Characterful: Many famous names have stayed at the Hotel Nacional de Cuba in Havana. Photo: Alamy
Keith Austin is entranced by the faded glory of a landmark.
There are little brown earwiggy bugs at the iconic Hotel Nacional in Cuba. One on my wall has been squashed flat and is dry and flaky, which is how I like them. Why didn't housekeeping think to scrape it off, paint over it or, I don't know, frame it and make a feature of the thing?
I think they call this "shabby elegance" in travel-trade parlance. This pastel pile, built on a rocky outcrop on the Malecon Boulevard sea wall near Havana's delightful old town, is a Norma Desmond of hotels - a once beautiful star turned faded legend.
It was opened in December, 1930, 29 years before Fidel Castro's revolution turned Cuba on its head, and was where mobsters and movie stars mixed - and mixed the drinks they couldn't get legally in Prohibition-era United States.
A hotel visitors' book from those rum-soaked days would include the signatures of Jean-Paul Sartre, Ernest Hemingway, Errol Flynn, Rita Hayworth, Fred Astaire, Nat King Cole and mobsters such as Lucky Luciano and Meyer Lansky.
It is where Winston Churchill, post-World War II, smoked Cuban cigars in the bar, and where Frank Sinatra supposedly slipped into his Mafia buddies' rooms via secret passageways.
At least so says Estela Rivas, our 82-year-old guide and former professor at the University of Havana who runs free tours of the hotel.
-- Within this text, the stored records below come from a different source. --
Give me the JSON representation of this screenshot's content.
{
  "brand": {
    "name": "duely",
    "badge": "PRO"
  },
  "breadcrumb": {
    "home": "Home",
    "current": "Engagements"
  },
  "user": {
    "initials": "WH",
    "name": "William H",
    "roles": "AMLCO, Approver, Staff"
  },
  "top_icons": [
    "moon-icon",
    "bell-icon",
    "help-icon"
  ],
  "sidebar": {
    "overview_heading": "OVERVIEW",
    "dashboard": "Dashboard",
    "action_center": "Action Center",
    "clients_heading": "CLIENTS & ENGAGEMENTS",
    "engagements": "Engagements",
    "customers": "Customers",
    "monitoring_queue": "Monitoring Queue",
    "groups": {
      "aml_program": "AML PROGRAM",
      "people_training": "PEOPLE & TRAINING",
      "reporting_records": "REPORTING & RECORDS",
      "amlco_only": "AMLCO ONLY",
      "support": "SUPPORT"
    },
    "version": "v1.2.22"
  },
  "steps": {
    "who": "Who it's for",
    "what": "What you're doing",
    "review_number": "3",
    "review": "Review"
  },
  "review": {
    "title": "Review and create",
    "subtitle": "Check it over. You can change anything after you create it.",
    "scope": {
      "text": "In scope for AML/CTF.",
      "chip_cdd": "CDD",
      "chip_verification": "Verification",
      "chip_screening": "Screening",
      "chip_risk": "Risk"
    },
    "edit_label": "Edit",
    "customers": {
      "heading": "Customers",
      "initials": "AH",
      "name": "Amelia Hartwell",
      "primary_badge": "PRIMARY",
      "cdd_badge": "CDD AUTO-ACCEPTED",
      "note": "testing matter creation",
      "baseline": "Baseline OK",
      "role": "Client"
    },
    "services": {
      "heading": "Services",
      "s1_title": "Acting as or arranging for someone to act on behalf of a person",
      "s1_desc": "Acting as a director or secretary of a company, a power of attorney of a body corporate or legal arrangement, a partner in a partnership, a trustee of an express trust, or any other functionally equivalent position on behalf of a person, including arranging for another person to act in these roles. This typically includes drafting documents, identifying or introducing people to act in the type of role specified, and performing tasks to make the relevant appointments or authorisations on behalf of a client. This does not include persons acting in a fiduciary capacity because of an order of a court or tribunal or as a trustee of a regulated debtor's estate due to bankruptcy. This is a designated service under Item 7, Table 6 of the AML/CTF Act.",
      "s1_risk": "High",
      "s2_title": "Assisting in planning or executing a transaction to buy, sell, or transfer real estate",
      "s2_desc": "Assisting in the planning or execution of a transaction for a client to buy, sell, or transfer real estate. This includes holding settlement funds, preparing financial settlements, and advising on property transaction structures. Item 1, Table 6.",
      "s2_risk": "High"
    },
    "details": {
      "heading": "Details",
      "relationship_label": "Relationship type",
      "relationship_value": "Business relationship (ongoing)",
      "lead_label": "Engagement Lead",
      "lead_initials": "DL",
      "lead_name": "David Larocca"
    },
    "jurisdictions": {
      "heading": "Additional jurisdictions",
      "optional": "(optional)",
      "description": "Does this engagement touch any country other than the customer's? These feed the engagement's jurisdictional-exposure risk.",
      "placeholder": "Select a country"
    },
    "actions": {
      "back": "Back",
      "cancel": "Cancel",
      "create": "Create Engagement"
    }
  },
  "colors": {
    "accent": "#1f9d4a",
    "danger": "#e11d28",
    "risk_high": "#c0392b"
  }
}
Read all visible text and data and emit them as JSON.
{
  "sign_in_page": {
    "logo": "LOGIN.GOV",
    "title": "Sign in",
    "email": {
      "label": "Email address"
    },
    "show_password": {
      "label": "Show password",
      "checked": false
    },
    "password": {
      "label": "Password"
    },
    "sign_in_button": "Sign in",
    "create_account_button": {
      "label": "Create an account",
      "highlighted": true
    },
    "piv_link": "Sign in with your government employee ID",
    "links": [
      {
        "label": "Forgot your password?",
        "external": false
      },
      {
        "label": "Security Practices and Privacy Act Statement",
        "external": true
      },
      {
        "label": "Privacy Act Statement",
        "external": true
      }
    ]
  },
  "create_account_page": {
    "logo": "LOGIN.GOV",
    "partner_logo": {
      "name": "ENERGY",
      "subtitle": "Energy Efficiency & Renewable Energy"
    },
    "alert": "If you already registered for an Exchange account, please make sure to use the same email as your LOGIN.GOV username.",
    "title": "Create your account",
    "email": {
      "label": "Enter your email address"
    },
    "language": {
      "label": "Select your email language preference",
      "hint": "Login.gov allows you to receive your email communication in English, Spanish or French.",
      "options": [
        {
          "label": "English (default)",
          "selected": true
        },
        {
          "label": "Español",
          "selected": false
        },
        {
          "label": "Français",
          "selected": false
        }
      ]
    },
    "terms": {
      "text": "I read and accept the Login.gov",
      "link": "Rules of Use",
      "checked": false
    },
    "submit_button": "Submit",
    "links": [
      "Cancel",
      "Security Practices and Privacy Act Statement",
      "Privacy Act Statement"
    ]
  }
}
Her afternoon tour starts in the hotel's soaring foyer, where she explains that the small squares inset into the floor tiles are the coats of arms of cities in Spain. This is, after all, a hotel in Havana, designed by American architects in an eclectic mish-mash of baroque, art deco and Spanish colonial styles, with a touch of Moorish Alhambra tile-work thrown in.
Rivas points out two Isadora Duncan statues by the hotel lifts, then runs us quickly through the hotel's history, including tales of the Mafia summit held here in 1946 to divide the spoils of the city's gambling, drug and prostitution rackets - a meeting immortalised in the 1974 movie The Godfather Part II.
What's in the Hotel Nacional's gardens is fascinating, too. Beneath the sea-facing oval, where a wedding party is sipping mojitos and taking in the afternoon sun on the day we visit, is a network of once-secret tunnels from the Cuban Missile Crisis-era.
A small subterranean entrance takes us into what was an anti-aircraft battery and is now a simple museum devoted to the 1962 crisis, a conflict that brought the world the closest it has ever been to the brink of nuclear war.
In here, the history of the Bay of Pigs fiasco and the missile crisis is showcased on the walls, explained from the Cuban point of view. The rest of the tour takes us through a maze of claustrophobic, one-person-at-a-time Cueva Taganana (Taganana Cave) tunnels that criss-cross the earth under the grassy knolls above. Among the remnants on display today is a soldier's uniform that our guide says is her uniform from that time.
The tour ends back at the hotel's small but quaint Hall of Fame bar, where posters, statues and an old jukebox pay homage to the property's heyday as a magnet for the good, the bad and the ugly.
There is also, on one wall, a poster devoted to the oldest-lived Cubans - and there are plenty of them, including one Benito Martinez, who died in 2006 aged 124 (an unverified claim, as he was never able to produce a birth certificate).
Rivas, no slouch herself in the long-lived stakes, reveals that the secret to Cubans' longevity is the concept of "manana".
"The Cuban," she says as a sign-off to the tour, "never has the stress."
The Hotel Nacional de Cuba experience is bit like eyeing a pretty girl at a dance only to discover, close up, what miracles makeup can achieve, and then discovering - you shallow fool - that, underneath the foundation, this girl has more character than all the rest put together.
And that bug husk on the bedroom wall? Manana, comrade, manana.
The writer travelled courtesy of Captain's Choice.
LAN Airlines has a fare to Havana for about $3299 low-season return from Sydney, including taxes. Fly to Santiago (about 17hrs, including transit time in Auckland, then to Lima (3hrs 55mins), then Havana (5hrs 35mins). Melbourne passengers pay $100 more and fly Qantas to Sydney or Auckland to connect. See lan.com.
The Captain's Choice 22-day Flavours of Central America and Cuba private charter aboard MS Island Sky runs from February 19. See captainschoice.com.au
Hotel tours take place every day at 10am and 4pm and are free.